* **PROMPT**:
Whenever a line in the data holds the string "Market", pull that line out.
═════ MATERIAL SHOWN ═════
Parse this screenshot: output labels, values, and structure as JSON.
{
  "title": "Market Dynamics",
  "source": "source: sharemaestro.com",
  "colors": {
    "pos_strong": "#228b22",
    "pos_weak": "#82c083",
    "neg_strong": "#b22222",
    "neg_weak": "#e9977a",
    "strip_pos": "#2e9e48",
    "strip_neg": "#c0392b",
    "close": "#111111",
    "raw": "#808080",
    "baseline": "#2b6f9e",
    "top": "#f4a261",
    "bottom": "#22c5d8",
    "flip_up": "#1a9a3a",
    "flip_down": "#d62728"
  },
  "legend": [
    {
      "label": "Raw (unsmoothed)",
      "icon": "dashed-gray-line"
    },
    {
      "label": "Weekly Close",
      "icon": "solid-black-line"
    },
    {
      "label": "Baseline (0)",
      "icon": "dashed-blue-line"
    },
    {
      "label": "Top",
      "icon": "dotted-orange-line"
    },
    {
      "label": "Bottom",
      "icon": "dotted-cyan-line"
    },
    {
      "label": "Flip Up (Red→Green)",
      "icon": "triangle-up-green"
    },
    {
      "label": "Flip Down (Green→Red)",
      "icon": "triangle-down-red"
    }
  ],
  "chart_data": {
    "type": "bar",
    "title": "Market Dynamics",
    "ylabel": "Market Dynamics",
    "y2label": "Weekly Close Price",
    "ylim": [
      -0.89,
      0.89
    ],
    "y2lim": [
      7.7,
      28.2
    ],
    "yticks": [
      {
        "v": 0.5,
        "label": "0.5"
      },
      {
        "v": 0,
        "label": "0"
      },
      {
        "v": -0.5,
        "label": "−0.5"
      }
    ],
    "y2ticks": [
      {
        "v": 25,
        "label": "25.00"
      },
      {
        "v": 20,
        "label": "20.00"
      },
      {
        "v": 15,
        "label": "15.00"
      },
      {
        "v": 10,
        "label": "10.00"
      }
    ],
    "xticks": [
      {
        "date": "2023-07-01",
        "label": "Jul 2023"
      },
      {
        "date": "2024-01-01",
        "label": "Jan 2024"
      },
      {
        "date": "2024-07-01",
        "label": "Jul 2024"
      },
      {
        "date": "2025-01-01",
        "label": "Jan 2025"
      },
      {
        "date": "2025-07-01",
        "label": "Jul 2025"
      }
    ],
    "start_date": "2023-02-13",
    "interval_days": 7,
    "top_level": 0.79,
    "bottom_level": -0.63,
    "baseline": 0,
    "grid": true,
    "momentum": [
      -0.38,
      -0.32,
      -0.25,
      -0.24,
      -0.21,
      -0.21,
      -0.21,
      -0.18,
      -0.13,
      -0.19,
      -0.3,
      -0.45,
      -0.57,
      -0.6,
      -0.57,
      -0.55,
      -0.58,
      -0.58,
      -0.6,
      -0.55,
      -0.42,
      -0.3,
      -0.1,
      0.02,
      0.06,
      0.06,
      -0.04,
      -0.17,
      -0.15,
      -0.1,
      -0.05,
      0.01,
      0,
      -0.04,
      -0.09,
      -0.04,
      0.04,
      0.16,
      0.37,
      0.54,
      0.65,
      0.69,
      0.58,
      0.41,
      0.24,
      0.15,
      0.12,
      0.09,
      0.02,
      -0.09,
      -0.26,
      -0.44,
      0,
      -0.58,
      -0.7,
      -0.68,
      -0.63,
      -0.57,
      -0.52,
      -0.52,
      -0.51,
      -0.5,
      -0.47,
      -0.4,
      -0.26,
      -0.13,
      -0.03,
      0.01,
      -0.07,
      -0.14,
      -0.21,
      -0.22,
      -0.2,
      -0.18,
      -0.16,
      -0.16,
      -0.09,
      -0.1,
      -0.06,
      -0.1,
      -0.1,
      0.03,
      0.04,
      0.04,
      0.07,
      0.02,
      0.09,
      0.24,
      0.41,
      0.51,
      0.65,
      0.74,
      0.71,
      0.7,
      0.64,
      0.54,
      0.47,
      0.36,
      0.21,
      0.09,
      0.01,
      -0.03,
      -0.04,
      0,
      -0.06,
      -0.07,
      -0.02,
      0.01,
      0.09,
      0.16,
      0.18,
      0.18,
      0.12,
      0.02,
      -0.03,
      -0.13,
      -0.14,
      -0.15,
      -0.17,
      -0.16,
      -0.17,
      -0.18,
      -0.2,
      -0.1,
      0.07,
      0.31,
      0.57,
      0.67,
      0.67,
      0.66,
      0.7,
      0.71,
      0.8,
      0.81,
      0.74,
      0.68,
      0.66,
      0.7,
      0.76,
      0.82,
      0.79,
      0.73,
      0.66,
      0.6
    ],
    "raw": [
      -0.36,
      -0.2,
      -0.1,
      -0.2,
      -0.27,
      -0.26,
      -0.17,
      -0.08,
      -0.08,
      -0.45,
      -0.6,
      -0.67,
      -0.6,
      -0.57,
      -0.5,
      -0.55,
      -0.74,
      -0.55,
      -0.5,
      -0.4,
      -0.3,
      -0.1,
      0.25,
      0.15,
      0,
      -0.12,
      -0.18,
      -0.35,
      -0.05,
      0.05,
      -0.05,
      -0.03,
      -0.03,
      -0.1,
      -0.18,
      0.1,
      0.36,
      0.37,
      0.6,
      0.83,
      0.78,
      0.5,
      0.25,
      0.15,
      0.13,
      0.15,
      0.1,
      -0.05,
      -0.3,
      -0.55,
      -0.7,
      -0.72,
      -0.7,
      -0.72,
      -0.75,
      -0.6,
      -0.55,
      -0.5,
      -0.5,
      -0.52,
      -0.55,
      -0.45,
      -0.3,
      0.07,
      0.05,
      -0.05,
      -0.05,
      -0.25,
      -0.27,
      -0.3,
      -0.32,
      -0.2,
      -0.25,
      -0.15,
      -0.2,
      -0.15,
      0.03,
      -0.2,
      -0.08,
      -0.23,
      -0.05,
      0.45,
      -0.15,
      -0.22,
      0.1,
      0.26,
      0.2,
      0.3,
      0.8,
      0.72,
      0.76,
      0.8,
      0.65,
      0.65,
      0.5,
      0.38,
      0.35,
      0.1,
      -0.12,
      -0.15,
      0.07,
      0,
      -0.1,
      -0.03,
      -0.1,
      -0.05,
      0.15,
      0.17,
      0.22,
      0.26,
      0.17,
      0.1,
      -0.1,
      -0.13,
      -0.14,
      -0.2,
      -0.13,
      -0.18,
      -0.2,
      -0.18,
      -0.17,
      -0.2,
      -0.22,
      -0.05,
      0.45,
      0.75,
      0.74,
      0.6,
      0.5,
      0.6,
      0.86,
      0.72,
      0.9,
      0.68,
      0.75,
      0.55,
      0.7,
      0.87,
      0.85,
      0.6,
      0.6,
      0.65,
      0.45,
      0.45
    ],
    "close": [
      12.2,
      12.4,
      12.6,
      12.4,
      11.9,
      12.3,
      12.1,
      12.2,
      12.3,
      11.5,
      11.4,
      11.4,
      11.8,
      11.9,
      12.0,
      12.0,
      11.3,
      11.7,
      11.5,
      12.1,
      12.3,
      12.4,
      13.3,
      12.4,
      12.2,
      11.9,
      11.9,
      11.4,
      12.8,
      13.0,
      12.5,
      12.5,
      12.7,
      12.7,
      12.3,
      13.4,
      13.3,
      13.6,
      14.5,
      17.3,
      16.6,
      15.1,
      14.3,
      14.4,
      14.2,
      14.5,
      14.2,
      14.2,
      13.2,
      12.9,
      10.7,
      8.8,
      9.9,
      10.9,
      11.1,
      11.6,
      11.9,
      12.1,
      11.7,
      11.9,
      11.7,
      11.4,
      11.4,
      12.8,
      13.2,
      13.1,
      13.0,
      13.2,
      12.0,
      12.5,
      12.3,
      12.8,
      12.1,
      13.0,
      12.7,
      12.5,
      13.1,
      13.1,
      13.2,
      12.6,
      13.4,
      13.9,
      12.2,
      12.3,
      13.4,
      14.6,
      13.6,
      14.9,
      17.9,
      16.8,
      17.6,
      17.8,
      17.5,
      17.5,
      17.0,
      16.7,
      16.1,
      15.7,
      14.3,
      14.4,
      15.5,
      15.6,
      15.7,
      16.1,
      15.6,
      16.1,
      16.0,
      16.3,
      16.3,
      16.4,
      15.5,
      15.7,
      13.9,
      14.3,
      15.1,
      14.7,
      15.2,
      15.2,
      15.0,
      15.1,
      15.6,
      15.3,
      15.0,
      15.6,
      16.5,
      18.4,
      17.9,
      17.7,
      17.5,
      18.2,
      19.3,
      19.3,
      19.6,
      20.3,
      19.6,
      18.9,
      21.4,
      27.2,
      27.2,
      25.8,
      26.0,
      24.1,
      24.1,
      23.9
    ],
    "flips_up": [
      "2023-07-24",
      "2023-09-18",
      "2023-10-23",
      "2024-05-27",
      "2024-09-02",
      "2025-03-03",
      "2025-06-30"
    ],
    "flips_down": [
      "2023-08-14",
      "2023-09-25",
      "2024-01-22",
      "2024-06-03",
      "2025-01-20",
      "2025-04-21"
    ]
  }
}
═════
* **RESPONSE AREA**:
  "title": "Market Dynamics",
    "title": "Market Dynamics",
    "ylabel": "Market Dynamics",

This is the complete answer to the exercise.